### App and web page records
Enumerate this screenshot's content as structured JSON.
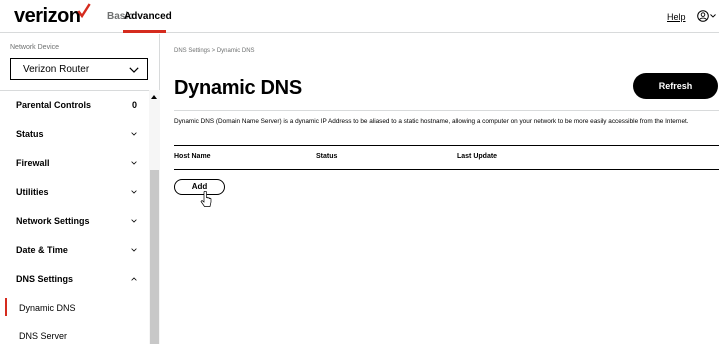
{
  "header": {
    "logo_text": "verizon",
    "tabs": [
      {
        "label": "Basic",
        "active": false
      },
      {
        "label": "Advanced",
        "active": true
      }
    ],
    "help_label": "Help",
    "accent_color": "#d52b1e"
  },
  "sidebar": {
    "device_label": "Network Device",
    "device_selected": "Verizon Router",
    "menu": [
      {
        "label": "Parental Controls",
        "count": "0"
      },
      {
        "label": "Status",
        "icon": "chevron-down-icon"
      },
      {
        "label": "Firewall",
        "icon": "chevron-down-icon"
      },
      {
        "label": "Utilities",
        "icon": "chevron-down-icon"
      },
      {
        "label": "Network Settings",
        "icon": "chevron-down-icon"
      },
      {
        "label": "Date & Time",
        "icon": "chevron-down-icon"
      },
      {
        "label": "DNS Settings",
        "icon": "chevron-up-icon",
        "expanded": true
      }
    ],
    "submenu": [
      {
        "label": "Dynamic DNS",
        "active": true
      },
      {
        "label": "DNS Server",
        "active": false
      }
    ]
  },
  "main": {
    "breadcrumb": "DNS Settings  >  Dynamic DNS",
    "title": "Dynamic DNS",
    "refresh_label": "Refresh",
    "description": "Dynamic DNS (Domain Name Server) is a dynamic IP Address to be aliased to a static hostname, allowing a computer on your network to be more easily accessible from the Internet.",
    "table": {
      "columns": [
        "Host Name",
        "Status",
        "Last Update"
      ],
      "rows": []
    },
    "add_label": "Add"
  }
}
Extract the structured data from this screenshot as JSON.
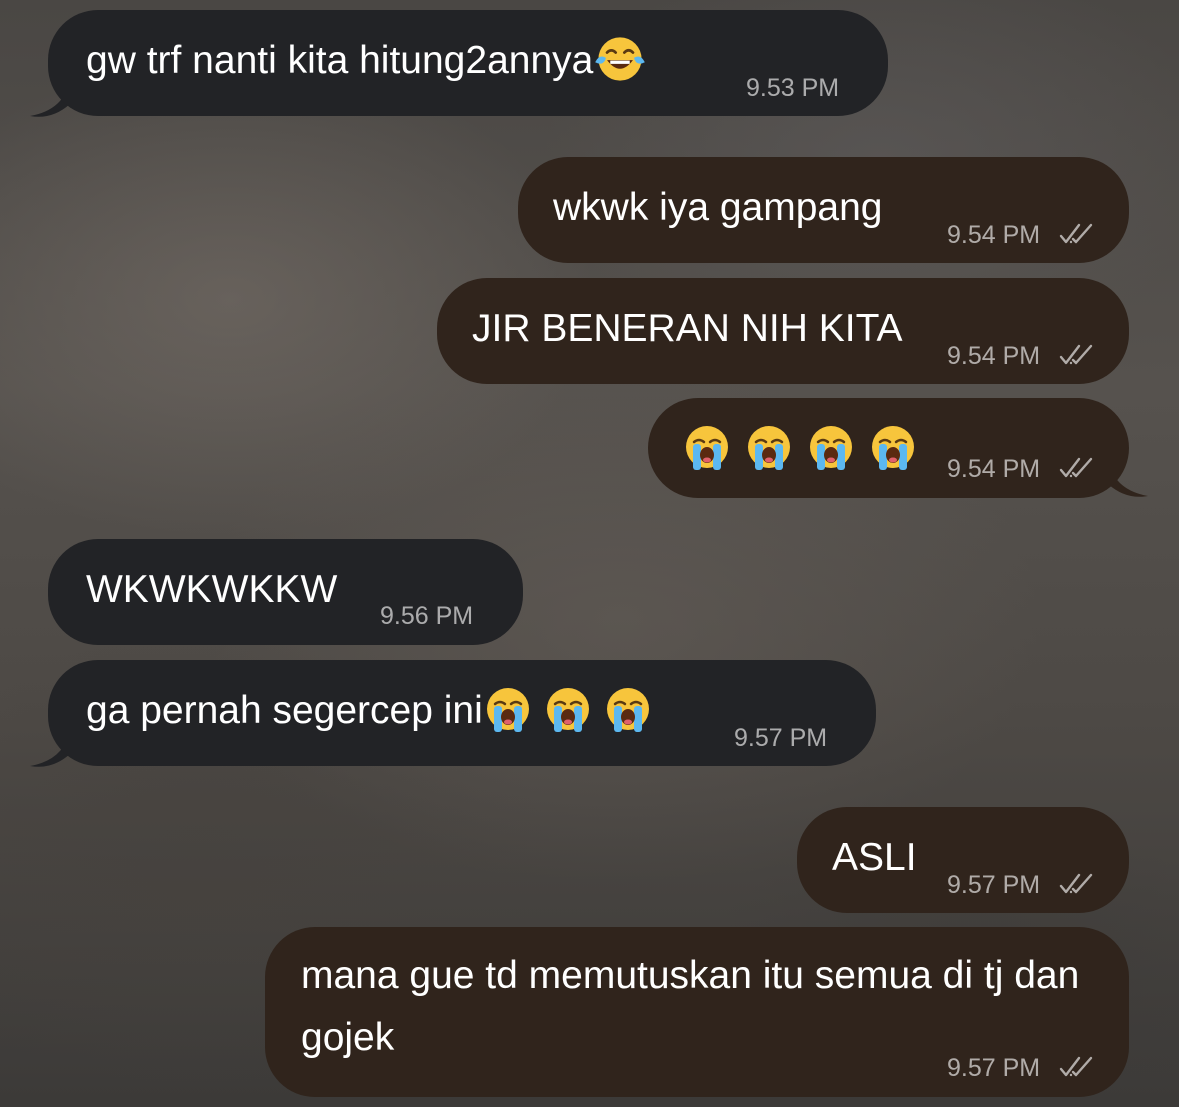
{
  "messages": [
    {
      "direction": "incoming",
      "text": "gw trf nanti kita hitung2annya",
      "emojis": [
        "joy-emoji"
      ],
      "time": "9.53 PM"
    },
    {
      "direction": "outgoing",
      "text": "wkwk iya gampang",
      "time": "9.54 PM",
      "read": true
    },
    {
      "direction": "outgoing",
      "text": "JIR BENERAN NIH KITA",
      "time": "9.54 PM",
      "read": true
    },
    {
      "direction": "outgoing",
      "text": "",
      "emojis": [
        "loudly-crying-emoji",
        "loudly-crying-emoji",
        "loudly-crying-emoji",
        "loudly-crying-emoji"
      ],
      "time": "9.54 PM",
      "read": true
    },
    {
      "direction": "incoming",
      "text": "WKWKWKKW",
      "time": "9.56 PM"
    },
    {
      "direction": "incoming",
      "text": "ga pernah segercep ini",
      "emojis": [
        "loudly-crying-emoji",
        "loudly-crying-emoji",
        "loudly-crying-emoji"
      ],
      "time": "9.57 PM"
    },
    {
      "direction": "outgoing",
      "text": "ASLI",
      "time": "9.57 PM",
      "read": true
    },
    {
      "direction": "outgoing",
      "text": "mana gue td memutuskan itu semua di tj dan gojek",
      "time": "9.57 PM",
      "read": true
    }
  ],
  "colors": {
    "incoming_bubble": "#222326",
    "outgoing_bubble": "#30241c",
    "text": "#ffffff",
    "timestamp": "#a8a6a4"
  }
}
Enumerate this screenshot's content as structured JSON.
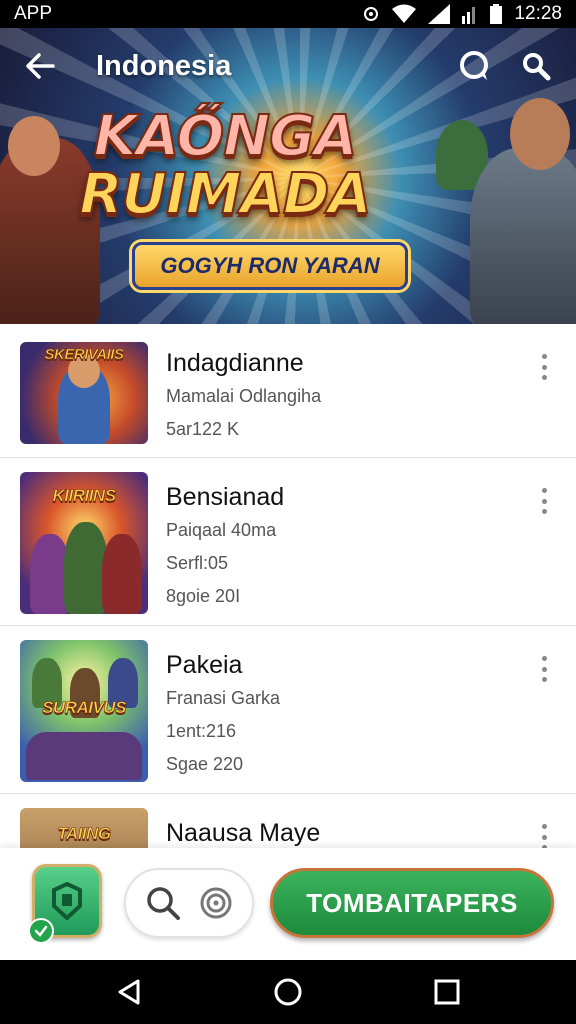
{
  "status_bar": {
    "app_label": "APP",
    "time": "12:28"
  },
  "header": {
    "region_title": "Indonesia"
  },
  "hero": {
    "title_line1": "KAŐNGA",
    "title_line2": "RUIMADA",
    "subtitle": "GOGYH RON YARAN"
  },
  "list": {
    "items": [
      {
        "title": "Indagdianne",
        "lines": [
          "Mamalai Odlangiha",
          "5ar122 K"
        ],
        "thumb_label": "SKERIVAIIS"
      },
      {
        "title": "Bensianad",
        "lines": [
          "Paiqaal 40ma",
          "Serfl:05",
          "8goie 20I"
        ],
        "thumb_label": "KIIRIINS"
      },
      {
        "title": "Pakeia",
        "lines": [
          "Franasi Garka",
          "1ent:216",
          "Sgae 220"
        ],
        "thumb_label": "SURAIVUS"
      },
      {
        "title": "Naausa Maye",
        "lines": [],
        "thumb_label": "TAIING"
      }
    ]
  },
  "action_bar": {
    "primary_label": "TOMBAITAPERS"
  },
  "colors": {
    "primary_green": "#1d8a3c",
    "accent_orange": "#c7743a"
  }
}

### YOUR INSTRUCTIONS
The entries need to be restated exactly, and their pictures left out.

### EXERCISE RESPONSE
Enumerate this screenshot's content as structured JSON.
{
  "header": {
    "logo_text": "verizon",
    "tabs": [
      {
        "label": "Basic",
        "active": false
      },
      {
        "label": "Advanced",
        "active": true
      }
    ],
    "help_label": "Help",
    "accent_color": "#d52b1e"
  },
  "sidebar": {
    "device_label": "Network Device",
    "device_selected": "Verizon Router",
    "menu": [
      {
        "label": "Parental Controls",
        "count": "0"
      },
      {
        "label": "Status",
        "icon": "chevron-down-icon"
      },
      {
        "label": "Firewall",
        "icon": "chevron-down-icon"
      },
      {
        "label": "Utilities",
        "icon": "chevron-down-icon"
      },
      {
        "label": "Network Settings",
        "icon": "chevron-down-icon"
      },
      {
        "label": "Date & Time",
        "icon": "chevron-down-icon"
      },
      {
        "label": "DNS Settings",
        "icon": "chevron-up-icon",
        "expanded": true
      }
    ],
    "submenu": [
      {
        "label": "Dynamic DNS",
        "active": true
      },
      {
        "label": "DNS Server",
        "active": false
      }
    ]
  },
  "main": {
    "breadcrumb": "DNS Settings  >  Dynamic DNS",
    "title": "Dynamic DNS",
    "refresh_label": "Refresh",
    "description": "Dynamic DNS (Domain Name Server) is a dynamic IP Address to be aliased to a static hostname, allowing a computer on your network to be more easily accessible from the Internet.",
    "table": {
      "columns": [
        "Host Name",
        "Status",
        "Last Update"
      ],
      "rows": []
    },
    "add_label": "Add"
  }
}
Extract the structured data from this screenshot as JSON.
{
  "messages": [
    {
      "direction": "incoming",
      "text": "gw trf nanti kita hitung2annya",
      "emojis": [
        "joy-emoji"
      ],
      "time": "9.53 PM"
    },
    {
      "direction": "outgoing",
      "text": "wkwk iya gampang",
      "time": "9.54 PM",
      "read": true
    },
    {
      "direction": "outgoing",
      "text": "JIR BENERAN NIH KITA",
      "time": "9.54 PM",
      "read": true
    },
    {
      "direction": "outgoing",
      "text": "",
      "emojis": [
        "loudly-crying-emoji",
        "loudly-crying-emoji",
        "loudly-crying-emoji",
        "loudly-crying-emoji"
      ],
      "time": "9.54 PM",
      "read": true
    },
    {
      "direction": "incoming",
      "text": "WKWKWKKW",
      "time": "9.56 PM"
    },
    {
      "direction": "incoming",
      "text": "ga pernah segercep ini",
      "emojis": [
        "loudly-crying-emoji",
        "loudly-crying-emoji",
        "loudly-crying-emoji"
      ],
      "time": "9.57 PM"
    },
    {
      "direction": "outgoing",
      "text": "ASLI",
      "time": "9.57 PM",
      "read": true
    },
    {
      "direction": "outgoing",
      "text": "mana gue td memutuskan itu semua di tj dan gojek",
      "time": "9.57 PM",
      "read": true
    }
  ],
  "colors": {
    "incoming_bubble": "#222326",
    "outgoing_bubble": "#30241c",
    "text": "#ffffff",
    "timestamp": "#a8a6a4"
  }
}
Enumerate this screenshot's content as structured JSON.
{
  "status_bar": {
    "app_label": "APP",
    "time": "12:28"
  },
  "header": {
    "region_title": "Indonesia"
  },
  "hero": {
    "title_line1": "KAŐNGA",
    "title_line2": "RUIMADA",
    "subtitle": "GOGYH RON YARAN"
  },
  "list": {
    "items": [
      {
        "title": "Indagdianne",
        "lines": [
          "Mamalai Odlangiha",
          "5ar122 K"
        ],
        "thumb_label": "SKERIVAIIS"
      },
      {
        "title": "Bensianad",
        "lines": [
          "Paiqaal 40ma",
          "Serfl:05",
          "8goie 20I"
        ],
        "thumb_label": "KIIRIINS"
      },
      {
        "title": "Pakeia",
        "lines": [
          "Franasi Garka",
          "1ent:216",
          "Sgae 220"
        ],
        "thumb_label": "SURAIVUS"
      },
      {
        "title": "Naausa Maye",
        "lines": [],
        "thumb_label": "TAIING"
      }
    ]
  },
  "action_bar": {
    "primary_label": "TOMBAITAPERS"
  },
  "colors": {
    "primary_green": "#1d8a3c",
    "accent_orange": "#c7743a"
  }
}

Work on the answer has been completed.